> Assignment
Count every line below in which "symbol" occurs, then give only the count.

> Records supplied
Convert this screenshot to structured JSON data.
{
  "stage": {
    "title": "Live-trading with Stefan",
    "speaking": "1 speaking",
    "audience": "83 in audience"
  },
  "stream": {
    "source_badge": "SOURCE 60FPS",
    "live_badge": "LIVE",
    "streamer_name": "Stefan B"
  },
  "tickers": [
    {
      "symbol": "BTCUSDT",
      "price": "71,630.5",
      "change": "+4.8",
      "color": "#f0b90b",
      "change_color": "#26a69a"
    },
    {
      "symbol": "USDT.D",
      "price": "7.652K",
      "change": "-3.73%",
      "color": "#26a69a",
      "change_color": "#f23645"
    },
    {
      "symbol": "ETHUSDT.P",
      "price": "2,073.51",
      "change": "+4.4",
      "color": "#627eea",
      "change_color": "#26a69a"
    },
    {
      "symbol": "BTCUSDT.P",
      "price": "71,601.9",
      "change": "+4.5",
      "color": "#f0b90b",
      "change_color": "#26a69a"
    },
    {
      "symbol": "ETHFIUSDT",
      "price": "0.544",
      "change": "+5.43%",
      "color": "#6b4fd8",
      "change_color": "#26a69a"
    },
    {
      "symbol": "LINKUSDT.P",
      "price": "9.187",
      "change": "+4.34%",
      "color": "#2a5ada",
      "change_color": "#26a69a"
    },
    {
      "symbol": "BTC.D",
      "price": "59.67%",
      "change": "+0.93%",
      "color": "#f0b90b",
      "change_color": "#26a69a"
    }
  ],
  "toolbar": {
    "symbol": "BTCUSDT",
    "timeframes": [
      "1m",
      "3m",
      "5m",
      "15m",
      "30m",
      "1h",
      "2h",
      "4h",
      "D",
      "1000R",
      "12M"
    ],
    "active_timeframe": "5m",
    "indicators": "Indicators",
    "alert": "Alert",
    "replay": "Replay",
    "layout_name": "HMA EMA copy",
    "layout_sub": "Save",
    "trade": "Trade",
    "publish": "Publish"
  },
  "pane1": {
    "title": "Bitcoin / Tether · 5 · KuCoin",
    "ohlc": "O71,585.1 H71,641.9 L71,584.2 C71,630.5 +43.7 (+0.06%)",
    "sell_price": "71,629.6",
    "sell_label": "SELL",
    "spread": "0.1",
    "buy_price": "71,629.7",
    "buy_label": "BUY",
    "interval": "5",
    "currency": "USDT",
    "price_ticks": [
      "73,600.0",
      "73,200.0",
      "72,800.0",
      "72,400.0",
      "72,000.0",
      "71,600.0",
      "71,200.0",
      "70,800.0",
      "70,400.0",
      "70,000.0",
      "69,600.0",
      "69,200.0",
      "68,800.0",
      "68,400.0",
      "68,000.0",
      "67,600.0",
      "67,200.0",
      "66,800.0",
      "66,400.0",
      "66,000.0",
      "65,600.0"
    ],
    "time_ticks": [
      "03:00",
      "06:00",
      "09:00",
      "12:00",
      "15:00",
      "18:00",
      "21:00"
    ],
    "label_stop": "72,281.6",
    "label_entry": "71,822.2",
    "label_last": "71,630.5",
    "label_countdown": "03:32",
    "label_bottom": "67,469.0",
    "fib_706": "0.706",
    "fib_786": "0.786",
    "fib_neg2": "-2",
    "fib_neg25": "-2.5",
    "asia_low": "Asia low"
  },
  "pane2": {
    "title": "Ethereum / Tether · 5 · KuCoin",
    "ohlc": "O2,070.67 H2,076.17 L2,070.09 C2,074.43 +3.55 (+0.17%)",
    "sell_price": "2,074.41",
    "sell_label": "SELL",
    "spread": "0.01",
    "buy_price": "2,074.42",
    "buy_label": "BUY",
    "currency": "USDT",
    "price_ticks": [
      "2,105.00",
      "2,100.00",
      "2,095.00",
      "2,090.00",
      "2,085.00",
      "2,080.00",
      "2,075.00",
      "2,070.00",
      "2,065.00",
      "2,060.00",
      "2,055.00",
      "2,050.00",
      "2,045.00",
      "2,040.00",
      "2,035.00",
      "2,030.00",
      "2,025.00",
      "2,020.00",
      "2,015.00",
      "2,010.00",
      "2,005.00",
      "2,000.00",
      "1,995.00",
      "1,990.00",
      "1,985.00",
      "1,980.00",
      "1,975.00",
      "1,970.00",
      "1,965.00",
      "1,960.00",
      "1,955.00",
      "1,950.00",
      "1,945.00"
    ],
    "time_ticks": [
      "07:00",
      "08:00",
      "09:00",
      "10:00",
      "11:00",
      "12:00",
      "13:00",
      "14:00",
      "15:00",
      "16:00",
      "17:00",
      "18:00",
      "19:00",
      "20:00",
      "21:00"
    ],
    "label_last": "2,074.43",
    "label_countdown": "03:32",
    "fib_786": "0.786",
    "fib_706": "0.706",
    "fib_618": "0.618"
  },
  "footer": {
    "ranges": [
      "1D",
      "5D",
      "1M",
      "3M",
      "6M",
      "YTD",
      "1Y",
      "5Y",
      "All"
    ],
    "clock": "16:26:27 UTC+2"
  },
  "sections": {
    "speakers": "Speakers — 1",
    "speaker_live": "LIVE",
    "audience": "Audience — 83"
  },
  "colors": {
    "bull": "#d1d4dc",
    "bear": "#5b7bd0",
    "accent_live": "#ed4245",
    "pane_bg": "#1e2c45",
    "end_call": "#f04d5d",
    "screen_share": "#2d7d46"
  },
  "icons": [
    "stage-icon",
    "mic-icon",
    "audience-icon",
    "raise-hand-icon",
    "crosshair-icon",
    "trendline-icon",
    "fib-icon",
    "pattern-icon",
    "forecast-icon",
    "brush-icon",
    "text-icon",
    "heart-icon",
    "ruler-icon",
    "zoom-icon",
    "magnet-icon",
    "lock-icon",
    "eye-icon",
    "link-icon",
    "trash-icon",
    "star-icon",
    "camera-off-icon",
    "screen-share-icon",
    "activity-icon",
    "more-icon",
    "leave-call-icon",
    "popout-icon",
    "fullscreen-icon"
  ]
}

> Task response
8